Soon he was back on his feet. Murgio, who often posted about libertarian causes and uses a photo of himself with Ron Paul as his Facebook profile, registered the Coin.mx domain in October 2013 and started a Bitcoin exchange. “He is a bit ADD when it comes to new ideas. Comes up with a new one every day, then on to the next,” says Taylor Wilson, an ex-girlfriend. “He liked the idea of Bitcoin, liked the principle behind it, but I don’t know that it was his end-all. He is an entrepreneur, always will be.”
Prosecutors allege the Bitcoin exchange laundered illicit funds, including extortion payments made to hackers. In a 16-month period it exchanged a total of at least $1.8 million, according to court documents. “Anyone who really knows him believes this is all a misunderstanding,” Wilson says.
Neither Murgio nor Aaron is accused of directly hacking JPMorgan. But the October FBI memo outlined some evidence linking them to the attack, including records of Aaron logging in to servers associated with the breach of the bank’s main data center, where the hackers made off with personal data of 83 million customers over three months. Only relatively low-value data were removed, such as names, addresses, and e-mail addresses—exactly what you’d want for a pump-and-dump scheme, say three people familiar with the investigation. A group of elite Russian hackers that the people say teamed with the Florida State alums appears to have done the actual hacking, and the FBI hopes to use Murgio and Aaron to build the larger case.

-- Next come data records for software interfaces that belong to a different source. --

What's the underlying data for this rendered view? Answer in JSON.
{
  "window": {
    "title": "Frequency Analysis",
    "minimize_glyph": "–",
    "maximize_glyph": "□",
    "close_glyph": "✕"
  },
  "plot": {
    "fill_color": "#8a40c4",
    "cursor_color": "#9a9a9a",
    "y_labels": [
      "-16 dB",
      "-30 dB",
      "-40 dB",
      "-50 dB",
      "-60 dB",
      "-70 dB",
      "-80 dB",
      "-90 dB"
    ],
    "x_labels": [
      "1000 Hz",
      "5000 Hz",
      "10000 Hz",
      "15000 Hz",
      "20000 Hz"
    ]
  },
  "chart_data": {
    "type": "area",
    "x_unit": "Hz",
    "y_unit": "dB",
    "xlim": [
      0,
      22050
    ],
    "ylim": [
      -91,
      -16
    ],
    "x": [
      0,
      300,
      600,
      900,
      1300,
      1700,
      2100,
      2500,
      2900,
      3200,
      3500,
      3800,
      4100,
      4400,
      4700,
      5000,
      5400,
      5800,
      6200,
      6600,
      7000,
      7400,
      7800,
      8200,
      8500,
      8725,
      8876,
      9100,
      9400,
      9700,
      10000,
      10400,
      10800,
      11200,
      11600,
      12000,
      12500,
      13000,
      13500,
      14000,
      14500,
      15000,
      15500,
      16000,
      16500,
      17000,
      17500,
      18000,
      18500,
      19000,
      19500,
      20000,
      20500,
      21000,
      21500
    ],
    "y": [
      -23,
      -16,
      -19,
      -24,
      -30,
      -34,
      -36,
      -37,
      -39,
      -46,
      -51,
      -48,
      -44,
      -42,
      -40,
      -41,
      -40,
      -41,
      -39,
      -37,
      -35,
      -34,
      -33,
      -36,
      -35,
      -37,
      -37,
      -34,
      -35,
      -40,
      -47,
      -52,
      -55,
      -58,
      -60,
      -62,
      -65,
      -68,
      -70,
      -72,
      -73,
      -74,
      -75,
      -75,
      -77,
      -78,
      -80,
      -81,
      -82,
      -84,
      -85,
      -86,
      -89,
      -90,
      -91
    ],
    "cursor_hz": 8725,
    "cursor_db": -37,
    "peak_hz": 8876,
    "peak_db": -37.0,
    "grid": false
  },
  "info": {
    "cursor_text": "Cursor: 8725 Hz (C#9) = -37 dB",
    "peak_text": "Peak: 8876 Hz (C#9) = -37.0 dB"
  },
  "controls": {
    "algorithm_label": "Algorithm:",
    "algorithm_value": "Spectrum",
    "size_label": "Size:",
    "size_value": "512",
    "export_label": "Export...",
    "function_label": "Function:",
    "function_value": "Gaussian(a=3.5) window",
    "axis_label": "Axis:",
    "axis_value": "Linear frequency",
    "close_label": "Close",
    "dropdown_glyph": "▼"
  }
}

Murgio and Aaron saw each other less after Aaron moved to Israel, but they did rendezvous in Russia. Murgio visited Moscow at least a half-dozen times starting in 2014, drawing puzzled notes from Facebook friends. Court documents show he was working closely with Russian payment processors. Social media posts show him in selfies drinking vodka and soda and posed in front of the Kremlin and the Ministry of Foreign Affairs. He partied at the City Space Bar on the 34th floor of the lavish Swissotel Krasnye Holmy in downtown Moscow, and he posted a photo of himself smoking a hookah. “Doesn’t get better,” he wrote in a caption. “If it wasn’t 25 degrees, I wouldn’t leave.”
Aaron and his wife also traveled frequently to Russia starting in 2015. In a photo posted on social media accounts this year, he’s wearing a Russian fur cap and posing in front of the Kremlin. He and his wife also drank at the City Space Bar. Aaron and Murgio met there in July. A photo shows them smiling as they dine along the Moscow River. Two weeks later, they were charged.
Murgio was arrested in Tampa and is free on bond. Aaron’s whereabouts are unknown. Friends of both men say it’s unfathomable they would be involved in the crimes they’re accused of. “I’m still trying to wrap my head around it,” says frat brother White. “There must be something else going on here, or some kind of misunderstanding. They both just shared a passion for business.”
The bottom line: Murgio met bail. The whereabouts of Aaron, his fraternity brother and longtime collaborator, are unknown.
(Updated to correct Phi Sigma Kappa's name in first paragraph)